History is often grossly oversimplified. It is convenient to teach the Civil Rights movement as one singular movement, and to ignore the numerous players and the web of parties involved. It is easy to reduce the hundreds and thousands of voices down to one singular voice, often that of Martin Luther King Jr. But history is not that easy. Regina King’s (“Watchmen”) new film, “One Night in Miami” embodies the many voices that came together to shape the Civil Rights movement.
Taking place almost entirely in one room, the film depicts the events following Cassius Clay’s (Eli Goree, “Race”), more well known as his later moniker Muhammad Ali, defeat of Sonny Liston to capture the World Heavyweight Title on Feb. 25, 1964. Following Clay’s upset, four great icons — Clay, Jim Brown (Kingsley Ben-Adir, “High Fidelity”), Sam Cooke (Aldis Hodge, “Hidden Figures”), and Malcolm X (Leslie Odom Jr, “Hamilton”) — all met privately in Malcolm’s hotel room. “One Night In Miami” speculates on what happened that night.
Playwright Kemp Powers adapted his original work, a play by the same name, into a compelling and lasting screenplay depicting the Civil Rights Movement. In turn, King breathes life into an already beautiful story. Although King has prior television directing experience, this is her feature film directorial debut.
It is difficult to create a film like “One Night in Miami” that is anchored in conversation instead of action. In similarly structured films, the audience can get bored as the film seems to drag. It takes superbly written dialogue, strong direction and a stellar cast, all combining like a well-oiled machine to create the truly riveting experience that makes a film like this work. And boy does King make it work.
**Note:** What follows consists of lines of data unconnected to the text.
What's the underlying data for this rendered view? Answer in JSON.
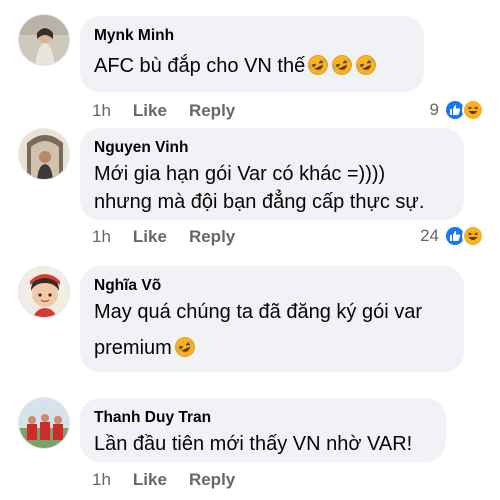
{
  "comments": [
    {
      "name": "Mynk Minh",
      "text": "AFC bù đắp cho VN thế",
      "emojis": [
        "rolling-laughing-emoji",
        "rolling-laughing-emoji",
        "rolling-laughing-emoji"
      ],
      "time": "1h",
      "like_label": "Like",
      "reply_label": "Reply",
      "reaction_count": "9",
      "reactions": [
        "like-reaction-icon",
        "haha-reaction-icon"
      ]
    },
    {
      "name": "Nguyen Vinh",
      "text_line1": "Mới gia hạn gói Var có khác =))))",
      "text_line2": "nhưng mà đội bạn đẳng cấp thực sự.",
      "time": "1h",
      "like_label": "Like",
      "reply_label": "Reply",
      "reaction_count": "24",
      "reactions": [
        "like-reaction-icon",
        "haha-reaction-icon"
      ]
    },
    {
      "name": "Nghĩa Võ",
      "text_line1": "May quá chúng ta đã đăng ký gói var",
      "text_line2": "premium",
      "emojis": [
        "rolling-laughing-emoji"
      ]
    },
    {
      "name": "Thanh Duy Tran",
      "text": "Lần đầu tiên mới thấy VN nhờ VAR!",
      "time": "1h",
      "like_label": "Like",
      "reply_label": "Reply"
    }
  ],
  "colors": {
    "bubble": "#f0f2f5",
    "meta_text": "#65676b",
    "like_blue": "#1877f2",
    "haha_yellow": "#f7b125"
  }
}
Although simplistic at times, the direction fits extremely well with the conversational flow of the film; the writing and acting are allowed to shine. Odom Jr., Ben-Adir, Goree and Hodge create something truly special on the screen. The chemistry between the four main actors is palpable and brings the exquisite screenplay to life.
Kemp’s writing is truly what sets this film apart. Dialogues trivial and titanic weave a story that is both larger than life and incredibly human. These four men are legends, and leaders in their respective fields. Still, King and Kemp expertly highlight their humanity.
Despite the lead actors’ excellence, many of the supporting characters are flat, awkward and un-fleshed out. Luckily, their screen time is minimal, and the occasional flat delivery does not dampen the profound and moving experience of the movie.
“One Night in Miami” is speculative history, yet there is a reality to the dialogue and the characters that is incredibly tangible. A great deal of research and effort went into the realism of the story and it shows. From the first few scenes that introduce the four primary characters, to the very last moment, the film is an incredibly moving experience that switches effortlessly between humor and meaning with ease.
For anyone who is interested in the powerful true stories of these leaders, check out the book “Blood Brothers: The Fatal Friendship between Muhammad Ali and Malcolm X,” written by Randy Roberts and Tech professor Johnny Smith. The book offers a deeper look into the two men and their decades long relationship. A truly inspiring and moving read.
“One Night in Miami” captures viewers and transports them to a time and place that feels simultaneously near and far. The ideas and themes of the film are as relevant now as ever, and will leave audiences profoundly affected and deep in thought well after the credits roll.
“One Night in Miami” is one of the best films of the year! Watch it now on Amazon Prime Video.